I’m your host Connor Craven associate studios editor at SDxCentral. This week, we are continuing to look at open source technology. In just a moment, you’ll hear from Deb Bryant, senior director of the Open Source Program Office at Red Hat. If you haven’t listened to our last episode on open source tech, I highly recommend going back and giving it a listen before Deb and I began our conversation. I won’t delay you any longer, please sit back and enjoy my interview with Deb Bryant of Red Hat.”
The rise of open source at the edge is happening by necessity, as no two edge networks and device clusters are alike, requiring high degrees of customization
Next time you run data analytics or use a mobile app, thank an open-source community. No other force has opened up innovation and accessibility in computing as much as the open-source movement. Open-source systems make the world’s cloud providers, corporate data centers, social media platforms, and mobile apps. Now, open source is opening the next frontier in technology – edge computing.
For education to be successful in transforming our global community, it must be accessible – and that is what open-source technologies bring to the world of learning. By definition, open-source software has freely available code that can be redistributed and modified without limitation. Unlike closed-source software, which does not share its code and must be licensed, open-source software alleviates one of the most pressing barriers to education across the globe: cost.
Simply, open source software is software that is licensed in a way that allows people to freely use, study, modify, and distribute the software. These open source licenses differ greatly from proprietary software licenses, where only the original owner can copy, alter, or distribute the software.
Since open source refers to a wide variety of software programs, the use cases vary greatly. However, a Red Hat open source enterprise report found open source software is critical to infrastructure networks.
95% of respondents said open source software was strategically important to the enterprise’s overall infrastructure strategy, up from 89% in 2019. Only 42% of respondents report using proprietary software, down from 55% in 2019 and respondents expect that to keep falling — this number is expected to be down to just 32% in two years.
A common debate among both users and developers is whether open source software is more or less secure than closed source alternatives.
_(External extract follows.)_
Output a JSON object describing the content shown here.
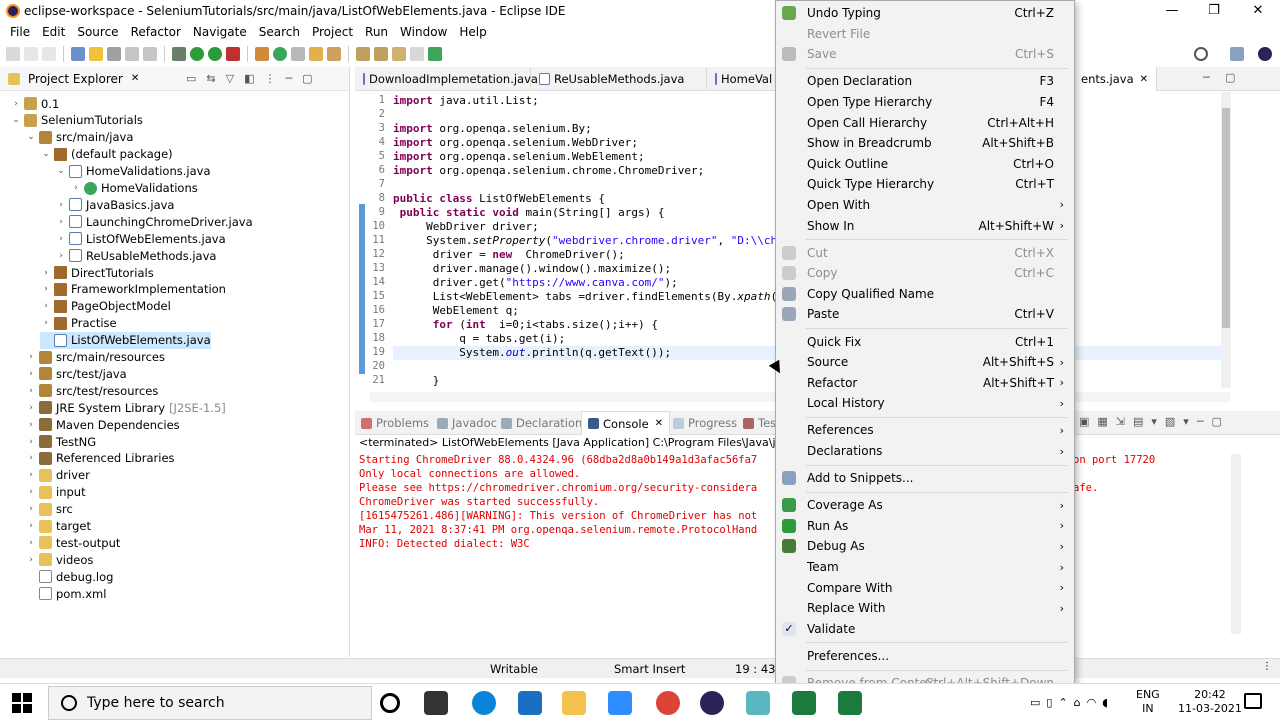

While there are a variety of different schools of thought as to what makes for a truly secure environment, there is good reason to believe that open source software is the superior option for those looking to prioritize security.
- Open Source Offers True Transparency
- Open Source Encourages Community Input
- Faster Security Updates
- Open Source Offers Flexibility, Collaboration and Enhanced Security
Building a tech stack is a major decision for every organization. While picking the right tools will set your team up for success, picking the wrong solutions or platforms can have devastating effects on productivity and profitability. To succeed in today’s fast-paced world, organizations must make smart investments in digital solutions that enable them to move faster and increase operational agility.
Here are four reasons why adopting open source technology can help organizations drive competitive advantage and experience better business outcomes.
- Extensibility and flexibility
- Security and high-trust collaboration
- Freedom from vendor lock-in
- Top talent and community